You can now manually set your display’s scaling factor in System Settings → Displays

Two more small features landed in System Settings this month as well: you can now delete wallpapers from System Settings → Desktop → Wallpaper with a convenient secondary click menu and you can manually set your display’s scaling factor in System Settings → Displays.


We spent some more time this month improving Code to make it even better as your daily code editor.

Code now comes with new smart backspace and home key behaviors, meaning it more often does what you’d expect when you hit those keys and cuts down on repeat presses. It also now accepts colons in addition to periods in the Line Number entry, meaning you can hit “123:45” to jump to the 45th character on line 123. We’ve added an “Open Folder” item on the welcome screen, making it that much faster and obvious to get started from a blank slate. And as a nice little touch, we added a little animation to the sidebar when switching between your project folders and symbols.

Cute rendition of our icon by EditorConfig’s Amon Keishima

And lastly, while last month we added EditorConfig support to Code, this month we turned it on by default, and Code was added to the front page of EditorConfig.org!

And More

Many first party apps are now testing with Houston CI, meeting the same strict publishing standards that we use for 3rd party apps in AppCenter. Plus, we’ve been working on a set of performance improvements for the panel that should make the desktop load more smoothly for users with slow, spinning hard disks.

In additional to all of the above, you can always count on a healthy dose of code cleaning and general bug fixing. We’re now up to over 490 closed issues associated with the Juno Beta milestone.

Juno is still under active development and we’re expecting to land even more fixes and optimizations before its big debut. Stay tuned to this blog for more highlights and announcements as we move toward the next major version of elementary OS. If you missed them, be sure to check out our previous posts about Juno:

Thank you to everyone who’s bought an app on AppCenter, our supporters on Bountysource and Patreon, and those who’ve purchased a copy of elementary OS or merch from our store.
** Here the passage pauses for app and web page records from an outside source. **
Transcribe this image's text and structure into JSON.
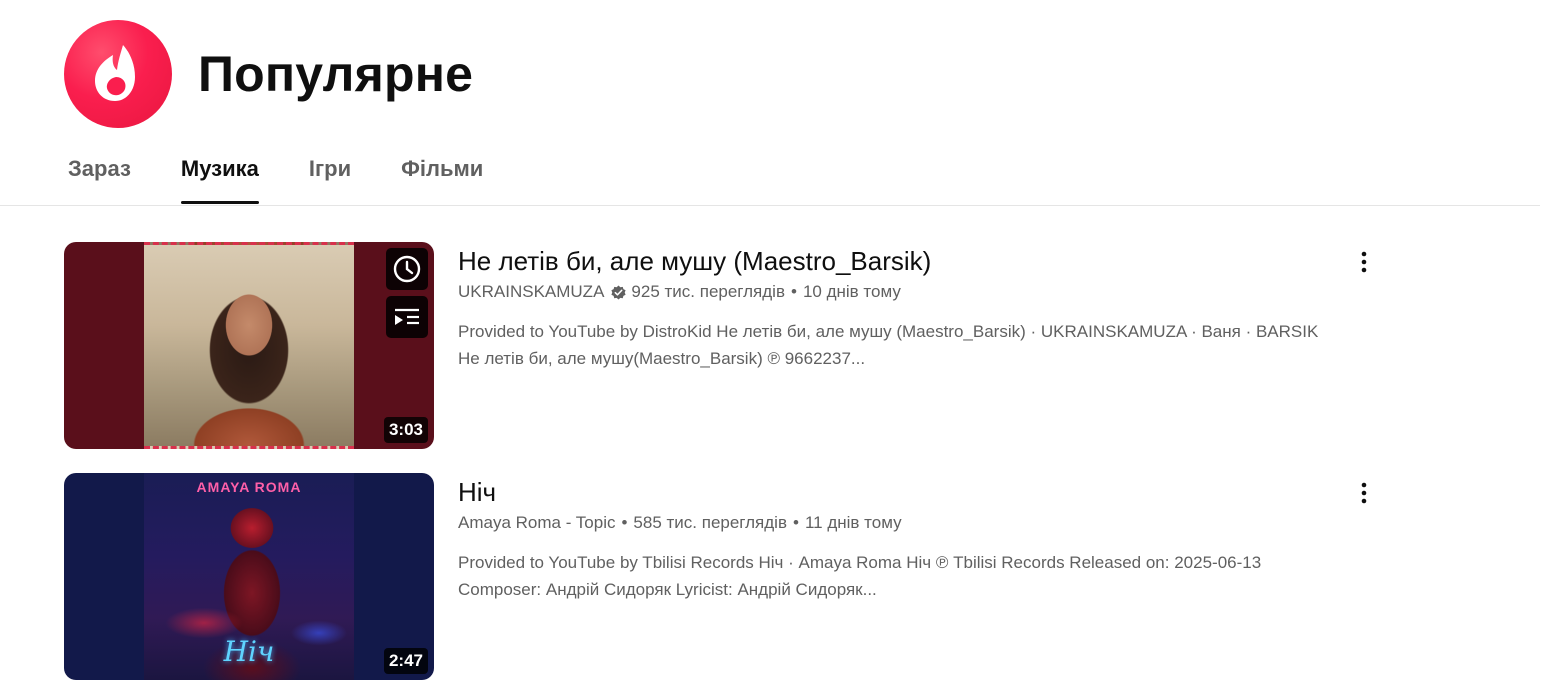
{
  "page": {
    "title": "Популярне",
    "logo_icon": "trending-flame-icon",
    "accent_color": "#fa1e4e"
  },
  "tabs": [
    {
      "label": "Зараз",
      "active": false
    },
    {
      "label": "Музика",
      "active": true
    },
    {
      "label": "Ігри",
      "active": false
    },
    {
      "label": "Фільми",
      "active": false
    }
  ],
  "videos": [
    {
      "title": "Не летів би, але мушу (Maestro_Barsik)",
      "channel": "UKRAINSKAMUZA",
      "verified": true,
      "views": "925 тис. переглядів",
      "age": "10 днів тому",
      "description_line1": "Provided to YouTube by DistroKid Не летів би, але мушу (Maestro_Barsik) · UKRAINSKAMUZA · Ваня · BARSIK",
      "description_line2": "Не летів би, але мушу(Maestro_Barsik) ℗ 9662237...",
      "duration": "3:03",
      "hover_icons": [
        "clock-icon",
        "add-to-queue-icon"
      ]
    },
    {
      "title": "Ніч",
      "channel": "Amaya Roma - Topic",
      "verified": false,
      "views": "585 тис. переглядів",
      "age": "11 днів тому",
      "description_line1": "Provided to YouTube by Tbilisi Records Ніч · Amaya Roma Ніч ℗ Tbilisi Records Released on: 2025-06-13",
      "description_line2": "Composer: Андрій Сидоряк Lyricist: Андрій Сидоряк...",
      "duration": "2:47",
      "art_title": "AMAYA ROMA",
      "art_script": "Ніч"
    }
  ],
  "separator": "•"
}
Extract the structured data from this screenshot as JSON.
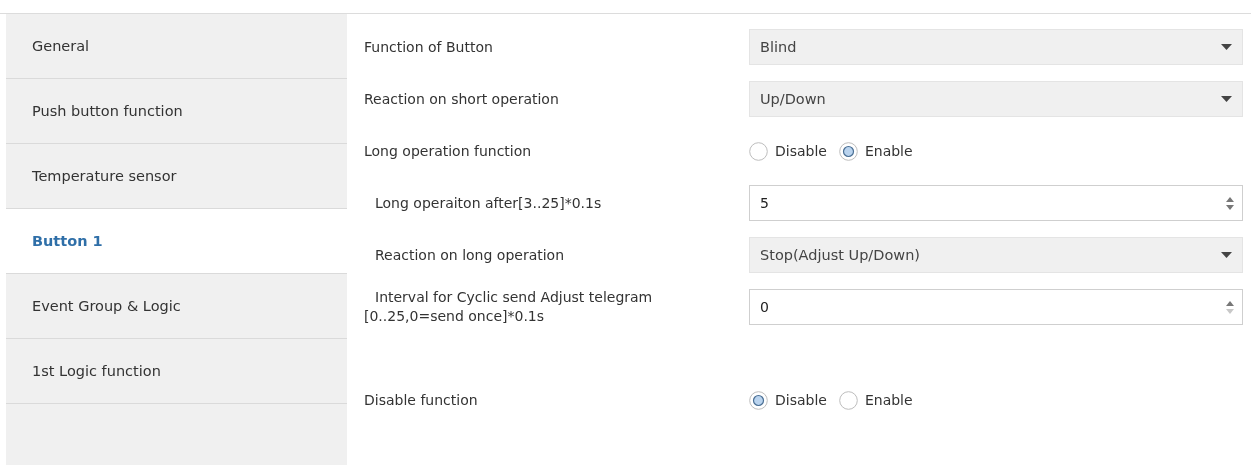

Every contribution helps make all of this possible, and we wouldn’t be here without you! If you’d like to help improve elementary OS, don’t hesitate to Get Involved!